#### [Problem statement]
Work out how many lines in the data include the string "Hazel"; reply with that number alone.
== Data to use
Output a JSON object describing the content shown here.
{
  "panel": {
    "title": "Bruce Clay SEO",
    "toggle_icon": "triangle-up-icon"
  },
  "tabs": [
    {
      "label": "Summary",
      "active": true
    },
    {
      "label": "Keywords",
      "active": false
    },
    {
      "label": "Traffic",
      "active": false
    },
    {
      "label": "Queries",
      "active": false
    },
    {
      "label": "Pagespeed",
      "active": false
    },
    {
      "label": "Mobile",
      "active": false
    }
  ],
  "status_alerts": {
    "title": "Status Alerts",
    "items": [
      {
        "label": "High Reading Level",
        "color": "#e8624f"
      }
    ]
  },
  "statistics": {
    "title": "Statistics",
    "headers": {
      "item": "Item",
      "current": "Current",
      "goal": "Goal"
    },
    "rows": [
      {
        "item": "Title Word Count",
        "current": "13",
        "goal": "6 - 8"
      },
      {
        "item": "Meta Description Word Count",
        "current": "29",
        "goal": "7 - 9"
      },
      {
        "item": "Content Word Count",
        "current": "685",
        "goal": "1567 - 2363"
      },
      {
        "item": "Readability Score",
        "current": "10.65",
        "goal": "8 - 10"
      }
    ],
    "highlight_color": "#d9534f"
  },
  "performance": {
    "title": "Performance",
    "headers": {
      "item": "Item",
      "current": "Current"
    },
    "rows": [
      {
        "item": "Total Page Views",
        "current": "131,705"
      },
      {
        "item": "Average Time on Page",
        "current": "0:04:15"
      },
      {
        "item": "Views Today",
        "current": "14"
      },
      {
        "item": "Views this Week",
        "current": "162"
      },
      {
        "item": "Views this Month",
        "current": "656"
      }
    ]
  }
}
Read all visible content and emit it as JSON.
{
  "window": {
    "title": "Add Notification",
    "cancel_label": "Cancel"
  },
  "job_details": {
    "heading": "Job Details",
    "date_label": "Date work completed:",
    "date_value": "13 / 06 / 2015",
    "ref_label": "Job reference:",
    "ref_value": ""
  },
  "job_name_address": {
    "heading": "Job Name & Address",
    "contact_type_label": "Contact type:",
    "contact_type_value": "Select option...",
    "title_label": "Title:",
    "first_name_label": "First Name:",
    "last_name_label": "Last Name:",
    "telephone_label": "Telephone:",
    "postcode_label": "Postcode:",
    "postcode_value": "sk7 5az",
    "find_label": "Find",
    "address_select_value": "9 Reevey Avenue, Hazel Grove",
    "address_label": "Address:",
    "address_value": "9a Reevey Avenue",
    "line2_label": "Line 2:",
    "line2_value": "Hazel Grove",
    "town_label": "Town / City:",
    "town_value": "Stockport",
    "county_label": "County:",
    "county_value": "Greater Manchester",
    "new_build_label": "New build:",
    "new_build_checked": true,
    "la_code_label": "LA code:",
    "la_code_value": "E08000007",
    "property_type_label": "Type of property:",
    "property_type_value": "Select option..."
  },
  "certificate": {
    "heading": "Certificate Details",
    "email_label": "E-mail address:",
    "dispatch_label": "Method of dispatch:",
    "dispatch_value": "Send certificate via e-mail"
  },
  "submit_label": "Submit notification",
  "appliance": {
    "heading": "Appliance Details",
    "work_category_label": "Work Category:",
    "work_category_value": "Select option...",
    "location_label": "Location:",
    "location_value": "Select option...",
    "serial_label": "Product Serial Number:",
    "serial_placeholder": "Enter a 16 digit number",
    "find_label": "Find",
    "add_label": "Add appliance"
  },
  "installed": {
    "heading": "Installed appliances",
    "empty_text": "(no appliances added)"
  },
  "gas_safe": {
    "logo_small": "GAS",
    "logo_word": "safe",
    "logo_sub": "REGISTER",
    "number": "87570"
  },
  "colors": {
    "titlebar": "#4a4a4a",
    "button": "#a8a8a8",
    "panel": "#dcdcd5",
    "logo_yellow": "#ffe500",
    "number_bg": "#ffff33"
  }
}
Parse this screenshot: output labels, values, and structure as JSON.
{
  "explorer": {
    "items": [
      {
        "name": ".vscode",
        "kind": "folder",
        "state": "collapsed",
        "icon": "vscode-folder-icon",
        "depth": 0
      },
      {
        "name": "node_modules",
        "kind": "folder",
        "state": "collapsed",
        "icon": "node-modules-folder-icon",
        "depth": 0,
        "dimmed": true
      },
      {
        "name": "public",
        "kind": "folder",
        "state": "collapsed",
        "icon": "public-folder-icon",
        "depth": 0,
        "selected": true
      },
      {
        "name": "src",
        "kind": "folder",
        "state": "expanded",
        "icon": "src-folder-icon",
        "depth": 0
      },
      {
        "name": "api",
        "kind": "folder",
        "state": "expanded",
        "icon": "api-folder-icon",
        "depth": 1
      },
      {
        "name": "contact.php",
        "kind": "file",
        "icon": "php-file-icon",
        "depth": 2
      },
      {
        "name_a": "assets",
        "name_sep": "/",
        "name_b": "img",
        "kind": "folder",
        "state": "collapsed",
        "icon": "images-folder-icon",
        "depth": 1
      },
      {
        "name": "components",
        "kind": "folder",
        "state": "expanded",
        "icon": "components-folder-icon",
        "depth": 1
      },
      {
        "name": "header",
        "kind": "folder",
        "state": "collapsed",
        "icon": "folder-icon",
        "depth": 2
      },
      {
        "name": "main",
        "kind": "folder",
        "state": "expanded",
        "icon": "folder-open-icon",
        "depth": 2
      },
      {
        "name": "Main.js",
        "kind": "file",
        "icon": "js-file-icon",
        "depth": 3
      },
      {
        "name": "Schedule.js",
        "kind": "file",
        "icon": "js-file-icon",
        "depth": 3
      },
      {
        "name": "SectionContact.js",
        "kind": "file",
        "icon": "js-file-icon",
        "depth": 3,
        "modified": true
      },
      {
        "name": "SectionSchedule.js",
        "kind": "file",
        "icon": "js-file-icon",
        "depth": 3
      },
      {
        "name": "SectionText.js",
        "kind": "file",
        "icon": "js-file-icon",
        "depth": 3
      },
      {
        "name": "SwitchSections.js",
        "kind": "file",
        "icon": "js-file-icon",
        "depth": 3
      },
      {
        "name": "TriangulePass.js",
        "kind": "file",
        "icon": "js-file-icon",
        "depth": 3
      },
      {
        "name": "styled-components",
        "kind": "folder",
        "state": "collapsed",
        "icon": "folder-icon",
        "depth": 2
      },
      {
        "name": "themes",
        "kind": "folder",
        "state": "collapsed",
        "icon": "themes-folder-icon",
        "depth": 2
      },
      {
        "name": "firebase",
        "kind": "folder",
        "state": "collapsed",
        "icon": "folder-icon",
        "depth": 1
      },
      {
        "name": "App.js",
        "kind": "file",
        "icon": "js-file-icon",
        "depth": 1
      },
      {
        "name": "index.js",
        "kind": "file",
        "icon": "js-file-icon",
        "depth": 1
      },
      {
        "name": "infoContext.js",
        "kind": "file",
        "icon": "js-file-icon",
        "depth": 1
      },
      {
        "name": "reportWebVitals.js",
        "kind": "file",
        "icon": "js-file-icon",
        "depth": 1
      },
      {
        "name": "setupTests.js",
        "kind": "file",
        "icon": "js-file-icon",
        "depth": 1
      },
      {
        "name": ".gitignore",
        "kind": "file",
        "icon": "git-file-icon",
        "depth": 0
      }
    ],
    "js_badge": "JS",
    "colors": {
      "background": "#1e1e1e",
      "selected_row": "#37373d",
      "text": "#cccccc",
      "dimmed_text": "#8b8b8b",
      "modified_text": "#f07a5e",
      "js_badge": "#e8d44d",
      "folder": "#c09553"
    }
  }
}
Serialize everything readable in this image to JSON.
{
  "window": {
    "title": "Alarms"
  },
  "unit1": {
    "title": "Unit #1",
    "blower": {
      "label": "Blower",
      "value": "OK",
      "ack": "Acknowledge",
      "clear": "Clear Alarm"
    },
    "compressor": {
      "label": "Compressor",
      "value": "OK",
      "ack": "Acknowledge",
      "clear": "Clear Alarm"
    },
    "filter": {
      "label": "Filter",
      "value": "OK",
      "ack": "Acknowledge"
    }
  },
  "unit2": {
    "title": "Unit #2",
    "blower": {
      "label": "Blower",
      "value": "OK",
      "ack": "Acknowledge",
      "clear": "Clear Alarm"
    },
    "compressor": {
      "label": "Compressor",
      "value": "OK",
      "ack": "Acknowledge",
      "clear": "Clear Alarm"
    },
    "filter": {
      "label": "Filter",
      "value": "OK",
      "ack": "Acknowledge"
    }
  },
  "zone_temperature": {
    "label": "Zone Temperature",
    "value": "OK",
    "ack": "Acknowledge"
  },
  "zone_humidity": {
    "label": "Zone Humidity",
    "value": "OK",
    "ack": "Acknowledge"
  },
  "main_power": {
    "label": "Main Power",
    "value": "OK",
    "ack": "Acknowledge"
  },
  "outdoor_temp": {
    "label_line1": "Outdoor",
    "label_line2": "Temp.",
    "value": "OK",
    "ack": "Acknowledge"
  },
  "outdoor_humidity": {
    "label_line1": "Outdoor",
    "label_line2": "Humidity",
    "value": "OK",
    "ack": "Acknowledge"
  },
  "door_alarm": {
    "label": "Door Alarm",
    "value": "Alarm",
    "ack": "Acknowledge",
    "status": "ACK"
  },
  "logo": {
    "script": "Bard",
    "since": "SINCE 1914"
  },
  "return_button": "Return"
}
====
#### [Exercise output]
2